Commending the remarkable achievements made by the people and Government of Liberia to consolidate lasting peace and stability in the wake of a 1999-2003 civil war, the Security Council on Thursday asked the United Nations Secretary-General to conduct a study of the role played by its peacekeeping mission in resolving conflicts and other challenges the country has faced.
In a Presidential Statement adopted Thursday, the 15-member body said it “looks forward to the results of this study,” which can be useful when considering ways to enhance the overall effectiveness of UN peacekeeping.
The UN Mission in Liberia (UNMIL) closed on 30 March, ending a nearly 15-year presence in the West African country, which had been devastated by 14 years of civil war.
In the statement, the Council welcomed the continued implementation of the peacebuilding plan for Liberia submitted by UN Secretary-General António Guterres and stressed that the UN will continue to be an important partner of Liberia after the closure of UNMIL.
Addressing the Council, a senior UN peacekeeping official commended the people of Liberia whose resilience was the decisive factor in turning the page on crisis and conflict, and whose determination will ensure that the hard-won peace is sustained.

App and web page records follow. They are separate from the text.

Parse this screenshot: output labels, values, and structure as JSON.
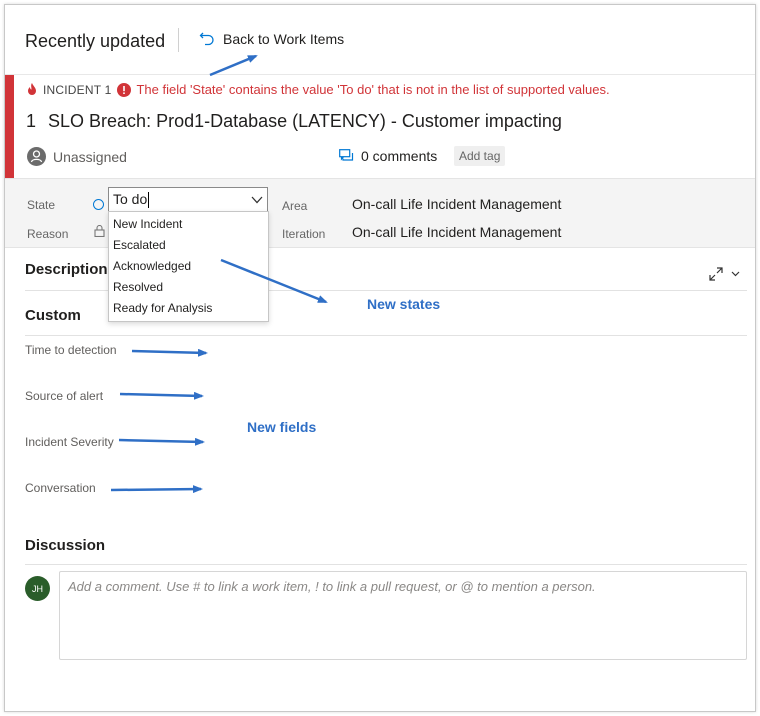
{
  "header": {
    "page_title": "Recently updated",
    "back_link": "Back to Work Items"
  },
  "work_item": {
    "type_label": "INCIDENT 1",
    "error_message": "The field 'State' contains the value 'To do' that is not in the list of supported values.",
    "id": "1",
    "title": "SLO Breach: Prod1-Database (LATENCY) - Customer impacting",
    "assigned": "Unassigned",
    "comments": "0 comments",
    "add_tag": "Add tag",
    "accent_color": "#d13438"
  },
  "fields": {
    "state_label": "State",
    "state_value": "To do",
    "reason_label": "Reason",
    "area_label": "Area",
    "area_value": "On-call Life Incident Management",
    "iteration_label": "Iteration",
    "iteration_value": "On-call Life Incident Management"
  },
  "state_options": [
    "New Incident",
    "Escalated",
    "Acknowledged",
    "Resolved",
    "Ready for Analysis"
  ],
  "sections": {
    "description": "Description",
    "custom": "Custom",
    "discussion": "Discussion"
  },
  "custom_fields": [
    "Time to detection",
    "Source of alert",
    "Incident Severity",
    "Conversation"
  ],
  "discussion": {
    "avatar_initials": "JH",
    "comment_placeholder": "Add a comment. Use # to link a work item, ! to link a pull request, or @ to mention a person."
  },
  "annotations": {
    "new_states": "New states",
    "new_fields": "New fields",
    "color": "#2f6fc6"
  }
}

“For nearly 25 years, the situation in Liberia was so concerning that it has been a constant presence on this Council’s agenda. But the country has turned an important corner,” said Alexander Zuev, Assistant Secretary-General for Rule of Law and Security Institutions in the UN Department of Peacekeeping Operations.
Earlier this year, President George Weah succeeded Ellen Johnson Sirleaf, who had led Liberia since 2006, marking the first peaceful transfer of power between democratically-elected leaders in 71 years.
Mr. Zuev said that, now, with the people and Government of Liberia, lies the important work of continuing to build a nation – a unified, reconciled nation with an accountable Government committed to addressing corruption within its ranks, a nation where all citizens share the benefits of Liberia’s abundant natural and human resources, and a nation fully responsible for its own destiny, with institutions and a Government providing basic guarantees – of security, of protection, of services – to its citizens.
“The conclusion of UNMIL’s mandate […] is a remarkable demonstration of confidence that the country is moving steadfastly along the path of sustained peace,” he stressed.
The meeting was also addressed by Deputy Ambassador Irina Schoulgin Nyoni of Sweden, which is the chair of the Peacebuilding Commission’s Liberia Configuration, as well as Chid Liberty, the chief executive officer of “Liberty & Justice.”